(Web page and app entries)
↓

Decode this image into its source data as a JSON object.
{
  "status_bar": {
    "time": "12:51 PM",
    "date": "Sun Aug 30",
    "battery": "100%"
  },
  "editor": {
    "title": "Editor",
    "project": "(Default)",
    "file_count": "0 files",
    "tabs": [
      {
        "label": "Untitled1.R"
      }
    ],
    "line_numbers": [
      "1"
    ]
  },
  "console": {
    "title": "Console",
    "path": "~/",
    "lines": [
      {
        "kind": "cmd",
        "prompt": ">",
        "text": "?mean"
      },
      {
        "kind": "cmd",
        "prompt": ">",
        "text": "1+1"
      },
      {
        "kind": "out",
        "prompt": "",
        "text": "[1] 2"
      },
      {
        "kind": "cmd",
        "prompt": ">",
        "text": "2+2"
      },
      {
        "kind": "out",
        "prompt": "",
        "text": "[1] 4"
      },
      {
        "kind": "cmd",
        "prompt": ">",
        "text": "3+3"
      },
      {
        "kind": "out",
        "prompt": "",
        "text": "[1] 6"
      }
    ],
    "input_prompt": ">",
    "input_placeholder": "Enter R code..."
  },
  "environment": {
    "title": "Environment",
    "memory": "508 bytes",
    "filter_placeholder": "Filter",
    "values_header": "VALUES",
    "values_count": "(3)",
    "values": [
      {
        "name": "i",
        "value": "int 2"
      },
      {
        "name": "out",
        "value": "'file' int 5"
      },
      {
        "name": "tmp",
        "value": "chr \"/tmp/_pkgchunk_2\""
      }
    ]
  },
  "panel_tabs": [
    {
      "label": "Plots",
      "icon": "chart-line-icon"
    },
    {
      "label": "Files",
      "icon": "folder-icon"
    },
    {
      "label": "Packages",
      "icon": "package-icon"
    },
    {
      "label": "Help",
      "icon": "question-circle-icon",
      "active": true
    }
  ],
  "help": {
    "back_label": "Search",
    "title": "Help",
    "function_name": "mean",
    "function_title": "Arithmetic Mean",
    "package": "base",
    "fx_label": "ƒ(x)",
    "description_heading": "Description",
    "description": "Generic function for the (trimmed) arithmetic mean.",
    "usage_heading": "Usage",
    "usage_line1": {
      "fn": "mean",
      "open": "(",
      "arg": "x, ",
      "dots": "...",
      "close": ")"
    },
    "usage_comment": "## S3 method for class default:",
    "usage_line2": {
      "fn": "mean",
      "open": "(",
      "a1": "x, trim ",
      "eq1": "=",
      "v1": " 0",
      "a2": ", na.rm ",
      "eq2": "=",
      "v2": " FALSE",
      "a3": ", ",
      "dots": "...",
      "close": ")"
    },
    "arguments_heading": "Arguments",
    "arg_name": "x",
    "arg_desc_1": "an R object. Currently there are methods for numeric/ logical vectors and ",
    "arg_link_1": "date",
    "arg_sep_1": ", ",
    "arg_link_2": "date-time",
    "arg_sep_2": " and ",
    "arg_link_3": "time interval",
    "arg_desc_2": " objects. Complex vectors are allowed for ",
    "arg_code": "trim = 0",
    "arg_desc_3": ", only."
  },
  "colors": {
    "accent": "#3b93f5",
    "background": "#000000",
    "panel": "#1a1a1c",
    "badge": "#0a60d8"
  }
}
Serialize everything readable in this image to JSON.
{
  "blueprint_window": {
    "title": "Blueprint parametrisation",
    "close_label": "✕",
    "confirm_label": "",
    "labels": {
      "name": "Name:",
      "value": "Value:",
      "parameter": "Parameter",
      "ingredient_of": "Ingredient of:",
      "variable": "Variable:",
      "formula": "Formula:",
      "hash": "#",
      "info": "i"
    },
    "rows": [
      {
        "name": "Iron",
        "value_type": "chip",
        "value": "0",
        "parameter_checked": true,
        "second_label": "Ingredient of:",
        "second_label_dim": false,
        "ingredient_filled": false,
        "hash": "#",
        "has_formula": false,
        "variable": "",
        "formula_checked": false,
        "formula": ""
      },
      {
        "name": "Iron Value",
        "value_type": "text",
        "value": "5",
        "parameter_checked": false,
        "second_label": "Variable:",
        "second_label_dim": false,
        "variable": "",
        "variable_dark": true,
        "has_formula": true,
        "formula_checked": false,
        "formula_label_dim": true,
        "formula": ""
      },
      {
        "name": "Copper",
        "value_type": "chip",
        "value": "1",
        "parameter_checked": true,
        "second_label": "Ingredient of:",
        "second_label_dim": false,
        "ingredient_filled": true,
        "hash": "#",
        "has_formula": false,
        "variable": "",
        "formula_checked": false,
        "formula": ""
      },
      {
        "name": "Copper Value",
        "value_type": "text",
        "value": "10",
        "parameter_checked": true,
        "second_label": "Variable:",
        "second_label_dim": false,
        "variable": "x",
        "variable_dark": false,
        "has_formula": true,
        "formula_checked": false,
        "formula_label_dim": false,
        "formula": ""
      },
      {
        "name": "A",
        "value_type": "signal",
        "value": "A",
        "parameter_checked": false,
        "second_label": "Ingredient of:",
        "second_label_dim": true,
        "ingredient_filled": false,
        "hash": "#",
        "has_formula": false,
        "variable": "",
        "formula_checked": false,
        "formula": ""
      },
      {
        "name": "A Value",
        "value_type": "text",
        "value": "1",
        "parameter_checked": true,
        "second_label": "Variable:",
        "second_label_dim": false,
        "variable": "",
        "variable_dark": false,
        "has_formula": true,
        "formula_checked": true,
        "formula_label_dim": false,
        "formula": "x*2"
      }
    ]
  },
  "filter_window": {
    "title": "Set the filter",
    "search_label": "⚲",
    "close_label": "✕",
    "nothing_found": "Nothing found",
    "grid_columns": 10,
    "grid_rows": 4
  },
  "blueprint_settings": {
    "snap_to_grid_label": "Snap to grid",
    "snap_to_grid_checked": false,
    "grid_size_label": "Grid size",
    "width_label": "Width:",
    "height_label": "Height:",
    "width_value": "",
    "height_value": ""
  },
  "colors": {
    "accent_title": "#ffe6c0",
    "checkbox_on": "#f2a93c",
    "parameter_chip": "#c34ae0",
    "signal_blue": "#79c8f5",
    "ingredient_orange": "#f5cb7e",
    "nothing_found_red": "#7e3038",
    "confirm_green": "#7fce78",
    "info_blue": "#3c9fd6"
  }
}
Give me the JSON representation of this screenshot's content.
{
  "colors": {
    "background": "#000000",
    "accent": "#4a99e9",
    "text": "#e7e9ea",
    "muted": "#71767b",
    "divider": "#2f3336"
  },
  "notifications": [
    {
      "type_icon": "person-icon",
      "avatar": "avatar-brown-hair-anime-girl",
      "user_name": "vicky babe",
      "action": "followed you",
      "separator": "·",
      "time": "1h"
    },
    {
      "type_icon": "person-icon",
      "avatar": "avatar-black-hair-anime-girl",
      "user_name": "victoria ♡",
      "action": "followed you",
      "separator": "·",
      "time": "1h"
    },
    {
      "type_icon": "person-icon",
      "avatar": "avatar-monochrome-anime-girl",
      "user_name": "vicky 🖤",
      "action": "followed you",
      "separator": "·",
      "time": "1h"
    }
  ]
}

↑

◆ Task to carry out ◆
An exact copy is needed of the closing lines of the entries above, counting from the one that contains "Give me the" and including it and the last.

◆ Written answer ◆
Give me the JSON representation of this screenshot's content.
{
  "colors": {
    "background": "#000000",
    "accent": "#4a99e9",
    "text": "#e7e9ea",
    "muted": "#71767b",
    "divider": "#2f3336"
  },
  "notifications": [
    {
      "type_icon": "person-icon",
      "avatar": "avatar-brown-hair-anime-girl",
      "user_name": "vicky babe",
      "action": "followed you",
      "separator": "·",
      "time": "1h"
    },
    {
      "type_icon": "person-icon",
      "avatar": "avatar-black-hair-anime-girl",
      "user_name": "victoria ♡",
      "action": "followed you",
      "separator": "·",
      "time": "1h"
    },
    {
      "type_icon": "person-icon",
      "avatar": "avatar-monochrome-anime-girl",
      "user_name": "vicky 🖤",
      "action": "followed you",
      "separator": "·",
      "time": "1h"
    }
  ]
}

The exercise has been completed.